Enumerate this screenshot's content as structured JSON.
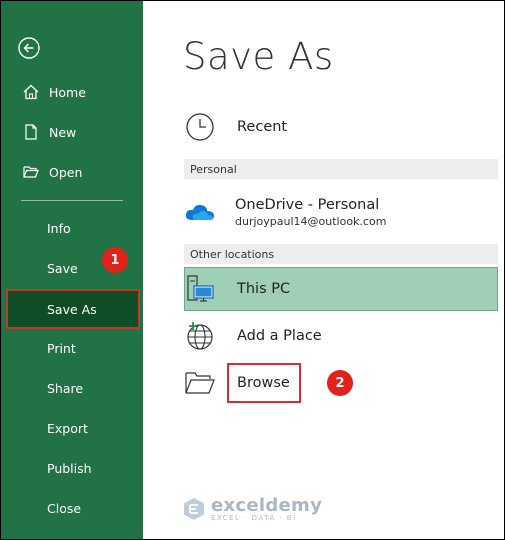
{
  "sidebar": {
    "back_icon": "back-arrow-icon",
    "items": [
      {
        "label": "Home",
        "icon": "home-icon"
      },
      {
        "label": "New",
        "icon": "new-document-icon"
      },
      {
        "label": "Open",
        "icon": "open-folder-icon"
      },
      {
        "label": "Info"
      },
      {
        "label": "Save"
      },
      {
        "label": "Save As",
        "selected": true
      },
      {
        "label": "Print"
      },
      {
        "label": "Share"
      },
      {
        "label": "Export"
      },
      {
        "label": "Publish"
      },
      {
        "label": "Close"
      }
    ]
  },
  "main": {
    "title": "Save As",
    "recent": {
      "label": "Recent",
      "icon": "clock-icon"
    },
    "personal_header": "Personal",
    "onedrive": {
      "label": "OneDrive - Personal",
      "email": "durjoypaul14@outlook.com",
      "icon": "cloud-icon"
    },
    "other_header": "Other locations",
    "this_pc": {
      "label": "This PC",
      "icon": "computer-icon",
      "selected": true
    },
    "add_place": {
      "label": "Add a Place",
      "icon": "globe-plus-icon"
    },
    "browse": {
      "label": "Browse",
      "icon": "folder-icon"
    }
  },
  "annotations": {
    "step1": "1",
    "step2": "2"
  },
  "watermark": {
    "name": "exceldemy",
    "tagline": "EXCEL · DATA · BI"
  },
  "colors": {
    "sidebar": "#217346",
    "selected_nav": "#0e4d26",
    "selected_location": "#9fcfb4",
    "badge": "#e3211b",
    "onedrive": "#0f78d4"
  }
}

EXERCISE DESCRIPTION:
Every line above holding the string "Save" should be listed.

EXERCISE ANSWER:
        "label": "Save"
        "label": "Save As",
    "title": "Save As",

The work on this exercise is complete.